■ What to do ■
Go through the data line by line. Copy each one holding the string "total".

■ Stored data ■
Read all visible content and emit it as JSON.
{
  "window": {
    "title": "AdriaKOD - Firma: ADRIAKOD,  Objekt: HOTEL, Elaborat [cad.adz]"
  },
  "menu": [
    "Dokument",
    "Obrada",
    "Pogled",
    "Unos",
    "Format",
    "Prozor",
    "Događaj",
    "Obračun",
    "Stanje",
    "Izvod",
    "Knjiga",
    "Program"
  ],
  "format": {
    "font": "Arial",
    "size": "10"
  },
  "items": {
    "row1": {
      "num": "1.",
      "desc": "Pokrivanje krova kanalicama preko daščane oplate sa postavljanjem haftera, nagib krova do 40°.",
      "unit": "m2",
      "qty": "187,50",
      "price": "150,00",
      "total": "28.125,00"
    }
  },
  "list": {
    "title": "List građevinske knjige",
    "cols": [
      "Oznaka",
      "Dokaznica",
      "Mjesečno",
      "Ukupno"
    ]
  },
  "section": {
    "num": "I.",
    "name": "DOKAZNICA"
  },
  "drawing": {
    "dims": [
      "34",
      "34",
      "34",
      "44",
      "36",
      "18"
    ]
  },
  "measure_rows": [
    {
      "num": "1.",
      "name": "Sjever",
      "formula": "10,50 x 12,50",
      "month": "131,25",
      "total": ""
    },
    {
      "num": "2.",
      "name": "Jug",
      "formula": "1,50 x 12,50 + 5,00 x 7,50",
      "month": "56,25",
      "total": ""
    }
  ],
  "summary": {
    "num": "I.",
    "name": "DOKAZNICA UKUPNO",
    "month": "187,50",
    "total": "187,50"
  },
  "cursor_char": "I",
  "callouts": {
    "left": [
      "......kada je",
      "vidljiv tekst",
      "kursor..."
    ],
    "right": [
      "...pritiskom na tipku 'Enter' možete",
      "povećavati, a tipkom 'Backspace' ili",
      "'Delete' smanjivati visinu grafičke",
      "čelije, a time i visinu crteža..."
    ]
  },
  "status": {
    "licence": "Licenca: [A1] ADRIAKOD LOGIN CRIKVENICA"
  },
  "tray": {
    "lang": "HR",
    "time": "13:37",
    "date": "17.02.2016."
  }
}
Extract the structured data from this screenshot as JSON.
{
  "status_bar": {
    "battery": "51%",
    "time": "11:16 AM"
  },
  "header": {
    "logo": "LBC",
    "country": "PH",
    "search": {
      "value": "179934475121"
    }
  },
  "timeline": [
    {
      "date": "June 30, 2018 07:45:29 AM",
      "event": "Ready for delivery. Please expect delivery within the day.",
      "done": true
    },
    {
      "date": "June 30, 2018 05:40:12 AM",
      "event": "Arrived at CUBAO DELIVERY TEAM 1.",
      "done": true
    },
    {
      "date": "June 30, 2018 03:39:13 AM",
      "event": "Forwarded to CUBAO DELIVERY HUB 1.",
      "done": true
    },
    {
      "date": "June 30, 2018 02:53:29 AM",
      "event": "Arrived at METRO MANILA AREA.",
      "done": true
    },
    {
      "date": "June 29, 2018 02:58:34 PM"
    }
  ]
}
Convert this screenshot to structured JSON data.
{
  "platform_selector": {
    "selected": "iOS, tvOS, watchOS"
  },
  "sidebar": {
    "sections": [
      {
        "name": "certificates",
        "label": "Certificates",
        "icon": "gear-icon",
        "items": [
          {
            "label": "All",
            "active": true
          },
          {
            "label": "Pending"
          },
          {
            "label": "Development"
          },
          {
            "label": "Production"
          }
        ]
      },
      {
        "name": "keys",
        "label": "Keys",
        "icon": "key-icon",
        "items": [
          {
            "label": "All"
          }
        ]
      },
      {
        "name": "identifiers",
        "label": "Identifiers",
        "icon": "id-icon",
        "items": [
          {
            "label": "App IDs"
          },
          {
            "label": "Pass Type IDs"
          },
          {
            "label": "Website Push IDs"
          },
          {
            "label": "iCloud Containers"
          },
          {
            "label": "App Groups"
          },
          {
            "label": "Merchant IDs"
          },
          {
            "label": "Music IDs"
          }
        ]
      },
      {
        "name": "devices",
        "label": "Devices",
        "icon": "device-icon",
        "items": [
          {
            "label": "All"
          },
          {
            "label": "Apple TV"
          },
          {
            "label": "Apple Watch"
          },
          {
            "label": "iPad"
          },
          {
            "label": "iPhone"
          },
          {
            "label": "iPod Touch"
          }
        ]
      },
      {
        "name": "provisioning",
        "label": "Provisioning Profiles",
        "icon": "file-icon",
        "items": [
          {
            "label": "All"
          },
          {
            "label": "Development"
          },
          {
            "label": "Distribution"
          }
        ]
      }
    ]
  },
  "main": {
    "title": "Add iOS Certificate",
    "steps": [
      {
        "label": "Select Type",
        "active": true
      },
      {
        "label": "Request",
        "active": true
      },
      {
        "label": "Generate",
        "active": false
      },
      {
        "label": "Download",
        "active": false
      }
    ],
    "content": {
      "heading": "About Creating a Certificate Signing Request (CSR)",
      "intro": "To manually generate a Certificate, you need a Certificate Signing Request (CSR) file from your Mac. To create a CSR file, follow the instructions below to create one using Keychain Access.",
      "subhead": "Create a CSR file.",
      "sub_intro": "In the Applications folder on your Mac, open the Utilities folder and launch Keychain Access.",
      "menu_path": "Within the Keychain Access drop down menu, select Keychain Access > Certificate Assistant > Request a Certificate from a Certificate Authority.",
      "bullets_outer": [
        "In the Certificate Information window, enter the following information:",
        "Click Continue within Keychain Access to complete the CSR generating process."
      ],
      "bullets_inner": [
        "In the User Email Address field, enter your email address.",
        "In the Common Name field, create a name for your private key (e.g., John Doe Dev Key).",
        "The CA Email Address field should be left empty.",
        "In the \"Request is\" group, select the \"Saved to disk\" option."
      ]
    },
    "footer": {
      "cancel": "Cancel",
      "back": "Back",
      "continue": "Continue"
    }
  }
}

■ Response to this task ■
      "total": "28.125,00"
      "total": ""
      "total": ""
    "total": "187,50"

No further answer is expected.